Not if food means a dreary presentation about weight control or pesticides or glycemic indexes or, God help us, "nutrients."
But wait... what if food brings to mind generosity, friendship, hospitality, pleasure, healing, creativity, gratitude--JOY?
That's how Rachel Marie Stone has learned to think about food, after several years of seeing food as the enemy. Now, by contrast, Rachel believes that "God made eating sustaining, delicious and pleasurable because God is all those things and more. When young students begin at yeshivot," she writes, "they are given a dab of honey on squares of wax paper--and admonished: 'Never. Forget. What. God. Tastes. Like.'" Her book, Eat with Joy, might change the way you think about food too.
There is no textbook for the conversations about food we'll be having at St. Barnabas for three Sundays beginning September 22, but if Rachel's approach interests you, you may want to buy (paperback or Kindle download) or borrow (the Glen Ellyn library has a copy) Eat with Joy and read at least the introduction and chapter 1 before the 22nd.
I interviewed Rachel for Christianity Today when her book came out last spring. You can read the interview, "Happy Meals," here.
And definitely read Ellen Painter Dollar's delightful review of Eat with Joy, which begins:
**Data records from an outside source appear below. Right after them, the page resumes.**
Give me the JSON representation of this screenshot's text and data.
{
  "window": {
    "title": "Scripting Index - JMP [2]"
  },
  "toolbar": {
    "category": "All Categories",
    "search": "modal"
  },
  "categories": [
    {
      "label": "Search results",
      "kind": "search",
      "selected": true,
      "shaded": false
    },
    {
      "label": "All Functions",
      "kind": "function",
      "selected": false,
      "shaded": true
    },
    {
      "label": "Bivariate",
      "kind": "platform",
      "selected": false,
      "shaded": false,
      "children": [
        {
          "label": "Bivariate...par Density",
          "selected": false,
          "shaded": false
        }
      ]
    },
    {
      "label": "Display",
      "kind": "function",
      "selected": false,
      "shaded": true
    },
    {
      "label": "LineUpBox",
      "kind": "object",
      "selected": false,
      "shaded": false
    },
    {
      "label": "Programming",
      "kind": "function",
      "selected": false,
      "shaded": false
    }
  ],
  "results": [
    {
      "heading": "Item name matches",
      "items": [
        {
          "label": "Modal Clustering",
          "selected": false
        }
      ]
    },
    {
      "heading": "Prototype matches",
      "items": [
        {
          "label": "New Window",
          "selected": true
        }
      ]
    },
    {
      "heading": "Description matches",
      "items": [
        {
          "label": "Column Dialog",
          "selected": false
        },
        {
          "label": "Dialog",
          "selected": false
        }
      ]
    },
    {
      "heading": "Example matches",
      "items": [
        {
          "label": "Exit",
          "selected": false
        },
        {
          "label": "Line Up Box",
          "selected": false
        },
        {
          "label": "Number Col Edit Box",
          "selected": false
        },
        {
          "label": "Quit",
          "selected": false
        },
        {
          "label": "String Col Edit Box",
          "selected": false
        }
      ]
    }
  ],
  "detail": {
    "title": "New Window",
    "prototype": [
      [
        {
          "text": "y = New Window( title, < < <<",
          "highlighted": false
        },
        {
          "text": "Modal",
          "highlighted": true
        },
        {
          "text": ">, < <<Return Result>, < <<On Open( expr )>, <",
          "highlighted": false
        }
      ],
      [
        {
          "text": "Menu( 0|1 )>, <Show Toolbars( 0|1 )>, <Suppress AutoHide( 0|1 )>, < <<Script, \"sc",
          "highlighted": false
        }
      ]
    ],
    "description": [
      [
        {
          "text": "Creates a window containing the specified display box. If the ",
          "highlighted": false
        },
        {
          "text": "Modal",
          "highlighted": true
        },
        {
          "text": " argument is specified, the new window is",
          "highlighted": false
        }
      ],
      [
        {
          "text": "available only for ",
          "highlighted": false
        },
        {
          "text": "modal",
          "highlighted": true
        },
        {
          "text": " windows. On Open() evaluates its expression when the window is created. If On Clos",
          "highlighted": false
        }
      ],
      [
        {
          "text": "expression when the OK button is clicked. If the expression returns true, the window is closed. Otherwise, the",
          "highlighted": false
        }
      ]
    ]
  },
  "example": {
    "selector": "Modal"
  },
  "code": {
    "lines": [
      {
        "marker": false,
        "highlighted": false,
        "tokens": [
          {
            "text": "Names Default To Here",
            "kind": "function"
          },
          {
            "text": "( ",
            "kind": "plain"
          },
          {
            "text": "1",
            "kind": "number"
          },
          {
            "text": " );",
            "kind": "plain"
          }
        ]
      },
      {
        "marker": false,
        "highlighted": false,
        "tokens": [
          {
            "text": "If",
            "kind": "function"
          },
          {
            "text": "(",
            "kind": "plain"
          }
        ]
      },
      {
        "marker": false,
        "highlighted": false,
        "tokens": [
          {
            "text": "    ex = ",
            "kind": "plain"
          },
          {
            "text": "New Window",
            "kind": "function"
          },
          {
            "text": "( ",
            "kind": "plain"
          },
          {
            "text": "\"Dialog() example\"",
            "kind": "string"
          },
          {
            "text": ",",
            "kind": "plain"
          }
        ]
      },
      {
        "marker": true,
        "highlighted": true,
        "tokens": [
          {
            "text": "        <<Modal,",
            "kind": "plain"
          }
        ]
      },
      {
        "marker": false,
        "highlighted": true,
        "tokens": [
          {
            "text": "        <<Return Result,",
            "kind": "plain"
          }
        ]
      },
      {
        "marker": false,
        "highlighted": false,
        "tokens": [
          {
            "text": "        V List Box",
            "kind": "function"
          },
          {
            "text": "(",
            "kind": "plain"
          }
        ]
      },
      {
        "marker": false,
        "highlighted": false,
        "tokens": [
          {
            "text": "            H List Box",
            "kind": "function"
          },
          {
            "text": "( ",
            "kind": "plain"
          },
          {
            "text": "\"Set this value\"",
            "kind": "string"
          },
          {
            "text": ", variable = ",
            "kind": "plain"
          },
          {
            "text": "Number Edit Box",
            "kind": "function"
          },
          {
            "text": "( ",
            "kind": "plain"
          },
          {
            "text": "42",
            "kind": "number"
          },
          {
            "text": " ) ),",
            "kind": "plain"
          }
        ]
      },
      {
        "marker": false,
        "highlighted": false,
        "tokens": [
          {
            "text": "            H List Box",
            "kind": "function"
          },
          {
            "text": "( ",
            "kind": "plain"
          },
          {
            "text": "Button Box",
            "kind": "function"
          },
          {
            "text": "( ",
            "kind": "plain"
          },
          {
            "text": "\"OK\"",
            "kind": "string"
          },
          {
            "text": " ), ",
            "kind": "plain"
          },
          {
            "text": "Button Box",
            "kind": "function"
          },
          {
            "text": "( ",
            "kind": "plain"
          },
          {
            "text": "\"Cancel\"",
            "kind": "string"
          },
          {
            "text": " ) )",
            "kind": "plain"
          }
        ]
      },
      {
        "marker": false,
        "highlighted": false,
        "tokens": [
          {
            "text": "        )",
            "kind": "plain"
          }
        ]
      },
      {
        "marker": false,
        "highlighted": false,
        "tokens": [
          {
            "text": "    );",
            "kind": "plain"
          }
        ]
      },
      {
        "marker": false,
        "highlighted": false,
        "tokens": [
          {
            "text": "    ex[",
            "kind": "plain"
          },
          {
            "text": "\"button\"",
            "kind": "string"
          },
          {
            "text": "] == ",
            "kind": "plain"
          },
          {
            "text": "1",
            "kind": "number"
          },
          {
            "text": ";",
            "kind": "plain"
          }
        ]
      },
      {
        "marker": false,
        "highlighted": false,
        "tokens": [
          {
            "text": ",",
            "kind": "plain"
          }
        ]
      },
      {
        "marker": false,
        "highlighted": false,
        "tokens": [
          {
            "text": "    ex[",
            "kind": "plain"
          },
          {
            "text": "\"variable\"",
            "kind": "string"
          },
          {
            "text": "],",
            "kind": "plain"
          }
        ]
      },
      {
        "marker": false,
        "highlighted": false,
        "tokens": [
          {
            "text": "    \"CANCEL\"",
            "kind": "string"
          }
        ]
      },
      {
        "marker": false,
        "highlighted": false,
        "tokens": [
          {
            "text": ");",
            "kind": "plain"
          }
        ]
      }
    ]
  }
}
It is fitting that I’m writing this review of Rachel Stone’s new book Eat with Joy (InterVarsity Press 2013) while eating lunch at a local French café—an establishment that embodies why Rachel insists on seeing an authentically made French baguette as a gift to be enjoyed, white flour and all, in her generous, thoughtful, creative, challenging, God-centered vision of what food is, and can and ought to become._______________________________
This is part of a series of short posts especially for people who attend St Barnabas Episcopal Church in Glen Ellyn, IL, where I'll be leading conversations about food on September 22, September 29, and October 6. I'll post about food every weekday between September 16 and October 4.